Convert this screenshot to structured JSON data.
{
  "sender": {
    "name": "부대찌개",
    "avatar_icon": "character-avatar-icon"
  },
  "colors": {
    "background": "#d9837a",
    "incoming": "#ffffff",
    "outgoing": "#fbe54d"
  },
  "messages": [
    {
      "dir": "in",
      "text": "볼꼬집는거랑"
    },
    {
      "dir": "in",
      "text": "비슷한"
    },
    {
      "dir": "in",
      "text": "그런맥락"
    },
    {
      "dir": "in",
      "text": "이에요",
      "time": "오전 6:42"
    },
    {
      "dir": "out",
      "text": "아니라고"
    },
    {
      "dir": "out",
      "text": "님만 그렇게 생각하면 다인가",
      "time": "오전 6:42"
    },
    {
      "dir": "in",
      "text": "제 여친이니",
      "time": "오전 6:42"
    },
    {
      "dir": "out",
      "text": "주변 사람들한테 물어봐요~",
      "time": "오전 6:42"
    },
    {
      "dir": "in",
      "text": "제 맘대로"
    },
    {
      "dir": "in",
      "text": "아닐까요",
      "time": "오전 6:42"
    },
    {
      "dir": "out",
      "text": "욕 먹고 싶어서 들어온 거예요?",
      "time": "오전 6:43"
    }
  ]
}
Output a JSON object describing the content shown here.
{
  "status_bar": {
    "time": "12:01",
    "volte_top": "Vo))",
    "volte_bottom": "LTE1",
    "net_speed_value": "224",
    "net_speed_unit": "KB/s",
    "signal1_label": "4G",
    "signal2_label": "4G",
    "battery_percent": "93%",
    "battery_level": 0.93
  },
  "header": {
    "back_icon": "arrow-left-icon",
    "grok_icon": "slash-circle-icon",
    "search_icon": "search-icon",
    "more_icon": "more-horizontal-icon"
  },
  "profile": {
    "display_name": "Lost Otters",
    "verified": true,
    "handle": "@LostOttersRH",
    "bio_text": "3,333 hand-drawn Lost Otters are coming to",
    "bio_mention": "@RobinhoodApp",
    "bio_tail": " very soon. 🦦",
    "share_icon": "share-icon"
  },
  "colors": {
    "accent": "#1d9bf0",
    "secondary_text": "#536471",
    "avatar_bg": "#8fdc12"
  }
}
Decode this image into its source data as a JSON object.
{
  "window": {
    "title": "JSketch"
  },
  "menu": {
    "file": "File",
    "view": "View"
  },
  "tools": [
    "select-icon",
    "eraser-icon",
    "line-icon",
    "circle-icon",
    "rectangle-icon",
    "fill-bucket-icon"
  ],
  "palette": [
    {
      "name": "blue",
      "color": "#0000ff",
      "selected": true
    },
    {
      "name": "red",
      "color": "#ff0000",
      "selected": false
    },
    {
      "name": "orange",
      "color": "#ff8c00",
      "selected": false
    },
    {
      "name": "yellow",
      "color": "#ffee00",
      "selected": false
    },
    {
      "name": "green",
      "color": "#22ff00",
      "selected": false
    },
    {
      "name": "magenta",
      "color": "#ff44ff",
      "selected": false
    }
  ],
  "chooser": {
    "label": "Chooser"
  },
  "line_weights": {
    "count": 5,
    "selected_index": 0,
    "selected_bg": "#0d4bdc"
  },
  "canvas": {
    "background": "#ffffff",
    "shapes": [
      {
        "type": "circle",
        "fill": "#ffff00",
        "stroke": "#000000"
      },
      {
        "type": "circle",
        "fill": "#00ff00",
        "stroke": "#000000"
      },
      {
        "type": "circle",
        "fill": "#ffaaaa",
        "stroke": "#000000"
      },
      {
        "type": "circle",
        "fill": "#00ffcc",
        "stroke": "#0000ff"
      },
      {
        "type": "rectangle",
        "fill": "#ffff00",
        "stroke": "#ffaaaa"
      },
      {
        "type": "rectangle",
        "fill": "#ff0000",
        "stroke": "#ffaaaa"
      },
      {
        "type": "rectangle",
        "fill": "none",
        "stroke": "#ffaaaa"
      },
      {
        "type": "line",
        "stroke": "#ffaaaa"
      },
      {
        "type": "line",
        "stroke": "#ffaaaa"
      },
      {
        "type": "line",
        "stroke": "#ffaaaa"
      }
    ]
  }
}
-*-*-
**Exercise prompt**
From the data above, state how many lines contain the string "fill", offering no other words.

**Answer area**
8